DATA TO PROCESS —
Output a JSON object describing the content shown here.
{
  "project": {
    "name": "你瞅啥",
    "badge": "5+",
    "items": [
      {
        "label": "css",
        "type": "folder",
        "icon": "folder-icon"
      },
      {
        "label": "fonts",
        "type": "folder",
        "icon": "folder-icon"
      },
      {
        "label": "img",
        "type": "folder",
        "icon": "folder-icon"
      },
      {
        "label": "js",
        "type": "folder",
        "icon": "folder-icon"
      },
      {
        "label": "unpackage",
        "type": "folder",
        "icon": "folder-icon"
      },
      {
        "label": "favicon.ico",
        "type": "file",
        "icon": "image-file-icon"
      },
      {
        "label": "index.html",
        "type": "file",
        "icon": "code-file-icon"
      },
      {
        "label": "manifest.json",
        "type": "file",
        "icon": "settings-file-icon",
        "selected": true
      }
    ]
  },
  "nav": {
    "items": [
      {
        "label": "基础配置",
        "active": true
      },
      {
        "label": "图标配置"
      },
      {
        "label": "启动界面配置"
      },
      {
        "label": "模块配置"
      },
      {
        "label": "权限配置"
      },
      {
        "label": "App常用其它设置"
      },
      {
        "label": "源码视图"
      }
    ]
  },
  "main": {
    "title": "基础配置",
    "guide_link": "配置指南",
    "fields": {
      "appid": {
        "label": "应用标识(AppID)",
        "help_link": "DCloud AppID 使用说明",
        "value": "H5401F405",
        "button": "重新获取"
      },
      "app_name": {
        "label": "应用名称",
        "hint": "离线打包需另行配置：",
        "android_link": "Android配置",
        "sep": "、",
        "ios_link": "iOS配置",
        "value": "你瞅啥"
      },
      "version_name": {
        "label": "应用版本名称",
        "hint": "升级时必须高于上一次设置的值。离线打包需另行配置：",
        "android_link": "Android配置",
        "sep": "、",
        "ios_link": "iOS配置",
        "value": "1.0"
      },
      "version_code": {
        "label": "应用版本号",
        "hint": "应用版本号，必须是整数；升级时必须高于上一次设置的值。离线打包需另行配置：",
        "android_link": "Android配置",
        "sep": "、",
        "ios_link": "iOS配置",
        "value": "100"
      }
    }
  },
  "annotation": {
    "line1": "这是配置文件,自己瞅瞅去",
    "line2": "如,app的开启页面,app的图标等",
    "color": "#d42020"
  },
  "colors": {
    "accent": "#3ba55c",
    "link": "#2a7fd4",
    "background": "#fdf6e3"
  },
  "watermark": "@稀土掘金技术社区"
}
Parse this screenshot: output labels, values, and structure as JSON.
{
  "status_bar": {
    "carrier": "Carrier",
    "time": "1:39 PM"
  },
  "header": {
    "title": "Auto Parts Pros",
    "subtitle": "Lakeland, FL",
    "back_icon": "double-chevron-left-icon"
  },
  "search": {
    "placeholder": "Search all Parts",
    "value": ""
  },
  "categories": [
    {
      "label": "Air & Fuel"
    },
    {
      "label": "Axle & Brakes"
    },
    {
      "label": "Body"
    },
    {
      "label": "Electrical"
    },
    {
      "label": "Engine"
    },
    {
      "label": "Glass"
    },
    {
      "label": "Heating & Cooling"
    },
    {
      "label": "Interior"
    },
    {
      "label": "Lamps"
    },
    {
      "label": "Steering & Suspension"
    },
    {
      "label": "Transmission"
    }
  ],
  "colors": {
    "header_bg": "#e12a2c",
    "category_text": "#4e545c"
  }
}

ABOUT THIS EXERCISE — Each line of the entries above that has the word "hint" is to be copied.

WRITTEN SOLUTION —
        "hint": "离线打包需另行配置：",
        "hint": "升级时必须高于上一次设置的值。离线打包需另行配置：",
        "hint": "应用版本号，必须是整数；升级时必须高于上一次设置的值。离线打包需另行配置：",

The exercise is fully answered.